Mr. Glenny. I will answer that for you. There are none. The Liverpool exchange does not permit an English-born subject to become a member of this exchange. They have a system of associate membership, which gives simply the privilege of doing business on a smaller commission, but without the benefit of any voice in any legislation or anything tending to the conduct of the exchange.
Mr. Lever. Under that have you the right of conducting business \
Mr. Glenny. Those associate members have no rights except to do business there on a reduced commission. They have no right to enter protests as to the construction of their rules or anything of that kind.
Mr. Lever. Do you happen to know how many members of your exchange are associate members of the Liverpool exchange?
Mr. Glenny. A small percentage, a very small percentage. I could not tell you the exact figures, but only those who do a Liverpool business. The only object in being a mem ber is to do that Liverpool business at a reduced commission.
Mr. Lever. Do you happen to know how many members of your exchange are members of the New York Cotton Exchange?
Mr. Glenny. Not positively. That information could be very easily obtained. I think the New York Cotton Exchange men could probably answer that better than we could.
Mr. Lever. Mr. Neville, can you give us that information for the record?
Mr. Mandelbaum. We have put in evidence the membership of the New York Cotton Exchange, which contains the name of every member of the New Orleans exchange who is a member of the New York exchange.
Mr. Lever. If it is already in the record, that is all right.
Mr. Thompson, you have made the statement that the abolition of future trading would reduce the price of cotton paid to the producer of cotton. Will you elaborate that a little more fully and tell us just how that would happen?
Mr. Thompson. In the first place, as I suggested in my statement, it would narrow the market. One of the most influential factors in creating a good and active demand for cotton is the forward demand that is created—the obligations that spinners and merchants have entered into to use a certain amount of cotton. Now, they are able to do that by reason of the future contract. They are able, as I tried to explain, in this way to do that. The spinner.for instance, will take orders way ahead for goods. That creates a demand on his part for cotton. It makes no difference what the fluctuations in the cotton are, he wants to get that cotton and manufacture it and sell it as the time comes around. When that is done it creates a demand that is waiting for the cotton when it comes; it makes no difference what the price may be at that time, there is a demand for that cotton; and we all know that the extent of the demand regulates the price of the cotton.
Mr. Lever. In other words, the demand for the future contract, as it were, puts the price upon the spot cotton at the time?
Mr. Thompson. Oh, no; I mean this. I mean that the demand for the actual cotton is made possible because the spinner or the merchant can protect himself by executing a future contract.
Mr. Lever.

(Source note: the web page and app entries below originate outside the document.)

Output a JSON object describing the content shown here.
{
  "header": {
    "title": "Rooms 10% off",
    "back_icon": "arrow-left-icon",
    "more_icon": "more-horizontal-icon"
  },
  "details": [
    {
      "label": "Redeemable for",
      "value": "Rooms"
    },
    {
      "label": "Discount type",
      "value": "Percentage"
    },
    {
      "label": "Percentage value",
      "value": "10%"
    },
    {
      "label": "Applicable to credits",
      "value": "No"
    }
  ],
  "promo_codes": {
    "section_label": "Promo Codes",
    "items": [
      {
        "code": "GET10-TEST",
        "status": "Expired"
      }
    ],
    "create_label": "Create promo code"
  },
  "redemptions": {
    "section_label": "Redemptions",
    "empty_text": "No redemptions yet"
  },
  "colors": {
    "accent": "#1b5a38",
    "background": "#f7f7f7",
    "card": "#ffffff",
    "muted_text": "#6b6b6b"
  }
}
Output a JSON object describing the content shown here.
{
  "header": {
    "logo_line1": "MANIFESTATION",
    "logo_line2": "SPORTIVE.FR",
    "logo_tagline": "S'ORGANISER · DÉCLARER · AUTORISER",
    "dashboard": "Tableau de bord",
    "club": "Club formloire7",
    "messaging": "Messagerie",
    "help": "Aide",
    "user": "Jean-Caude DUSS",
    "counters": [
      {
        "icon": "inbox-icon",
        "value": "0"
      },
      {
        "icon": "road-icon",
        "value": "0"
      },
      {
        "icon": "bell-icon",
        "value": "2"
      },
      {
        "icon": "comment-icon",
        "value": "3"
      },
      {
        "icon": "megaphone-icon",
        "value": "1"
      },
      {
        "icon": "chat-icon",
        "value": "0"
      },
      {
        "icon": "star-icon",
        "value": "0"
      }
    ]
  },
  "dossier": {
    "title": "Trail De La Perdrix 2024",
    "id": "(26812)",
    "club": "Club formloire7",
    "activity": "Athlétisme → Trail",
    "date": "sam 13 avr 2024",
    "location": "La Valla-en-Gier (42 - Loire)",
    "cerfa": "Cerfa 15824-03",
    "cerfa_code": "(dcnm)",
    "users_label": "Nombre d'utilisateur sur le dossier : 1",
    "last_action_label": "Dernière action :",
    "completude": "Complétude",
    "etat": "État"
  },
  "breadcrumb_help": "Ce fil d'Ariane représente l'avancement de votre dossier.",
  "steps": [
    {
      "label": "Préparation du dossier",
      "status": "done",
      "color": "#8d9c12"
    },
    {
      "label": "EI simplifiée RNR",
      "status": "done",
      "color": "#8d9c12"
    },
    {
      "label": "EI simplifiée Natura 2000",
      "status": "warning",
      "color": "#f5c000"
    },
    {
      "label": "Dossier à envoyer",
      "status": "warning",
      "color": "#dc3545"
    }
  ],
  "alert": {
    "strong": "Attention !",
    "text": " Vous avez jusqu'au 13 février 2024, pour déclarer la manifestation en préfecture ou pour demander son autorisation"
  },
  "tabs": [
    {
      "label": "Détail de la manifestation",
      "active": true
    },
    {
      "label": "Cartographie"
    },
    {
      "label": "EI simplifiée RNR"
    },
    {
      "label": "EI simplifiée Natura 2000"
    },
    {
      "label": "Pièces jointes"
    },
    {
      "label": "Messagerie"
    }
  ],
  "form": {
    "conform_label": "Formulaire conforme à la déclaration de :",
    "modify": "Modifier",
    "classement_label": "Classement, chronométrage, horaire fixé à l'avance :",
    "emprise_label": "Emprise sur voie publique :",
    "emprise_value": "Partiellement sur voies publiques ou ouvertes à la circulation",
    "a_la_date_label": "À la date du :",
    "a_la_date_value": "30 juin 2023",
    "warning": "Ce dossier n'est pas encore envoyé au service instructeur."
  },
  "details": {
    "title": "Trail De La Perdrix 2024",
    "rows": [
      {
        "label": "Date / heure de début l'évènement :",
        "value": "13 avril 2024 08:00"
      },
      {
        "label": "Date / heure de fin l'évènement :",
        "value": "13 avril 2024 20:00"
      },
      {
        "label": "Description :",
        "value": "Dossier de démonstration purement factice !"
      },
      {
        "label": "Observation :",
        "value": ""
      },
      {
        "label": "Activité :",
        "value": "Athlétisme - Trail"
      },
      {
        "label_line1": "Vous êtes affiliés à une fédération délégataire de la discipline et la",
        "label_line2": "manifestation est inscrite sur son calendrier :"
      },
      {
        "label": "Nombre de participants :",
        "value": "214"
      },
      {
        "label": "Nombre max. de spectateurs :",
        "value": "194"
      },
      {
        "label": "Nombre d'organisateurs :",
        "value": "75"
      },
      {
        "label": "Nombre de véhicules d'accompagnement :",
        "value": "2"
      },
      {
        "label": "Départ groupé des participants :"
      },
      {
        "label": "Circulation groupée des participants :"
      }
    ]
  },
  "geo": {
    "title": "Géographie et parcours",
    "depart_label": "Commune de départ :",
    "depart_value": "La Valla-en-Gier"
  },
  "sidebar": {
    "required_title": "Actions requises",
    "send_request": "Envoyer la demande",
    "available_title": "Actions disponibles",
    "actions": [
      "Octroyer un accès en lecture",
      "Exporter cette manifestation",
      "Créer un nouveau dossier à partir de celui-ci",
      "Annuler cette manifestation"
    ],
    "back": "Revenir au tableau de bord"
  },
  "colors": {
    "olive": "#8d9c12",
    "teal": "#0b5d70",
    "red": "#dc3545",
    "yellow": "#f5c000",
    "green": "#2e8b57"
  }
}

As a matter of fact, is there any appreciable relationship between the price of a future contract and the price of spot cotton in an interior point?
Mr. Thompson. Yes, sir; there ought to be.
Mr. Lever. It is a fact that interior merchants buying spot cotton base their prices to the producer upon quotations of future contracts?
Mr. Thompson. I believe they do.
Mr. Lever. You believe they do?